School awards academic credit for ‘feminist’ blogging
The Women’s Center at the University of Idaho is recruiting students on a rolling basis to write “feminist influenced blog articles” in exchange for academic credit.
Under the university’s Blog Contributor Internship, students can earn up to one credit per semester writing for the Women’s Center blog, which describes itself as a collective of students and faculty members who "promote critical discussion on issues of gender and social justice.”
"Victoria’s Secret’s PINK bus should not be allowed on campus because of their lack of inclusion."
“We cannot pretend to be unbiased,” the blog’s mission statement declares, explaining that it publishes articles on how the mainstream media “establishes proscribed gender roles” and “constructs hegemonic norms.”
While the blog has been active since January 2013, students have only been able to earn credit for their work as of this academic year. To date, six students have taken the Women’s Center up on its offer, according to the blog’s contributor page.
Student Chloe Rigg, for instance, wrote the most recent post for the blog, which argued in favor of banning the Victoria’s Secret PINK Tour Bus—which sells athletic and leisure clothes—from vending on campus.
“Victoria’s Secret’s PINK bus should not be allowed on campus because of their lack of inclusion,” she suggested.“From their styles, prices, and advertising, Victoria’s Secret markets for a very specific clientele.”
She went on to question how a “company catering to rich, pretty, white women” helps “further society’s acceptance and support of positive body image.”
Earlier this year, the Women’s Center also recruited one student to become a Body rEvolution Intern, awarding the student with academic credit to facilitate workshops that “overthrow and replace established societal norms about body image.”
However, the majority of the workshops offered by the center are facilitated by staff, including a “Healthy Masculinities” workshop about how masculinity is “linked to violence,” and an “Awkward Allies” workshop on “skills that every ally should have.”

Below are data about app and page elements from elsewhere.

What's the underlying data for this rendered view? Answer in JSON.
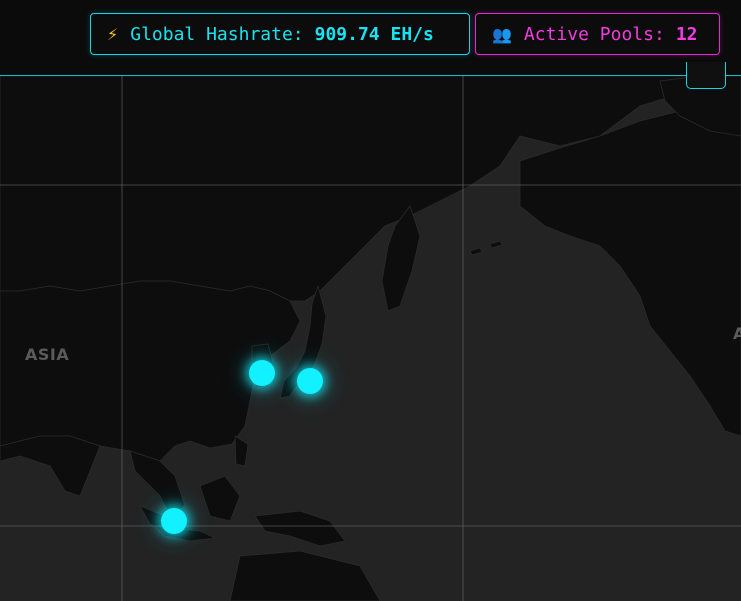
{
  "header": {
    "hashrate": {
      "icon": "lightning-icon",
      "label": "Global Hashrate:",
      "value": "909.74 EH/s",
      "color": "#19e3f2"
    },
    "pools": {
      "icon": "users-icon",
      "label": "Active Pools:",
      "value": "12",
      "color": "#f03ce0"
    }
  },
  "map": {
    "labels": {
      "asia": "ASIA",
      "edge": "A"
    },
    "pool_markers": [
      {
        "name": "pool-marker-korea"
      },
      {
        "name": "pool-marker-japan"
      },
      {
        "name": "pool-marker-java"
      }
    ],
    "marker_color": "#12f1ff",
    "land_color": "#0d0d0d",
    "water_color": "#232323"
  }
}
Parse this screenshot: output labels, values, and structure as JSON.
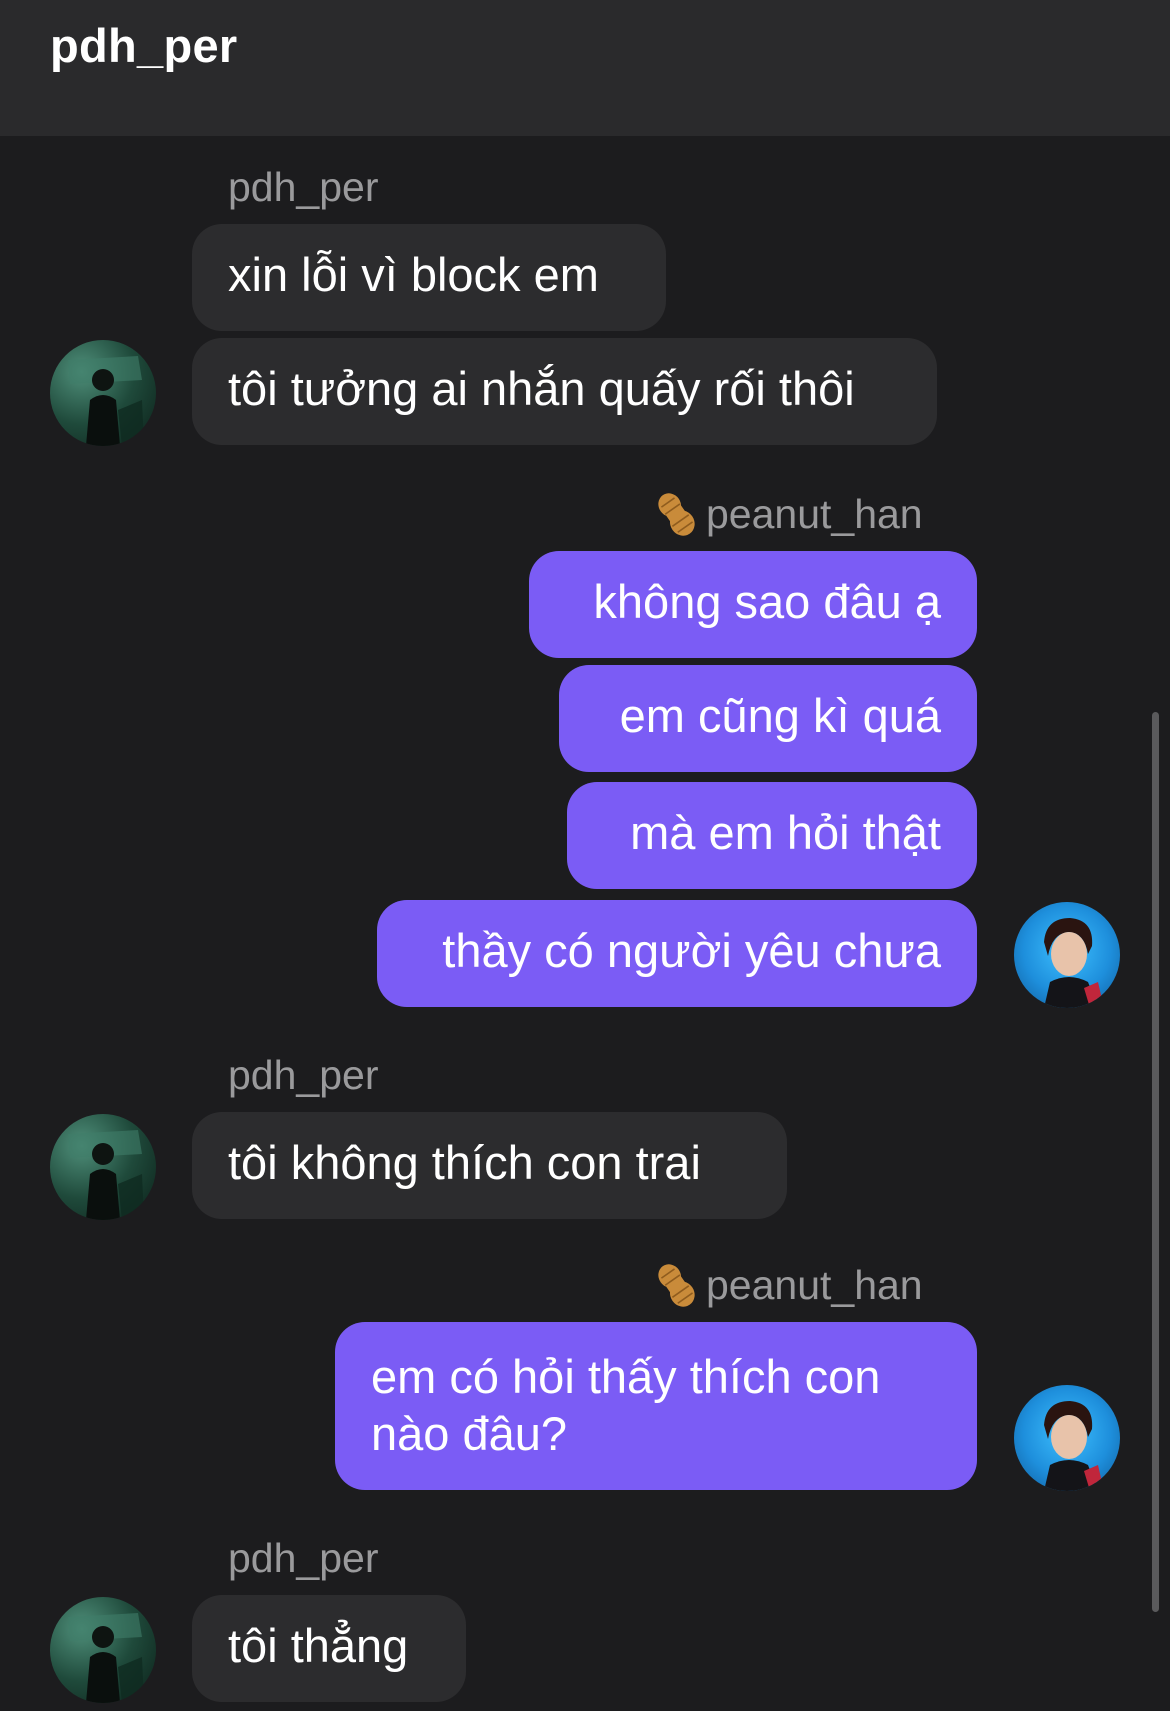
{
  "header": {
    "title": "pdh_per"
  },
  "messages": {
    "group1": {
      "sender": "pdh_per",
      "lines": [
        "xin lỗi vì block em",
        "tôi tưởng ai nhắn quấy rối thôi"
      ]
    },
    "group2": {
      "sender": "peanut_han",
      "lines": [
        "không sao đâu ạ",
        "em cũng kì quá",
        "mà em hỏi thật",
        "thầy có người yêu chưa"
      ]
    },
    "group3": {
      "sender": "pdh_per",
      "lines": [
        "tôi không thích con trai"
      ]
    },
    "group4": {
      "sender": "peanut_han",
      "lines": [
        "em có hỏi thấy thích con nào đâu?"
      ]
    },
    "group5": {
      "sender": "pdh_per",
      "lines": [
        "tôi thẳng"
      ]
    }
  },
  "colors": {
    "background": "#1c1c1e",
    "header": "#2a2a2c",
    "incoming_bubble": "#2c2c2e",
    "outgoing_bubble": "#7b5cf5",
    "username": "#9a9a9c"
  },
  "icons": {
    "sender_badge": "peanut-icon",
    "avatars": [
      "avatar-pdh-per",
      "avatar-peanut-han"
    ]
  }
}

Lysa Salsbury, the director of the Women’s Center, declined to speak to Campus Reform, and the university did not respond to a request for comment.
Credit for the blog is available to students through one of four courses, though none of the instructors responded to inquiries from Campus Reform regarding alternative opportunities that might be available to students.
Follow the author of this article on Twitter: @Toni_Airaksinen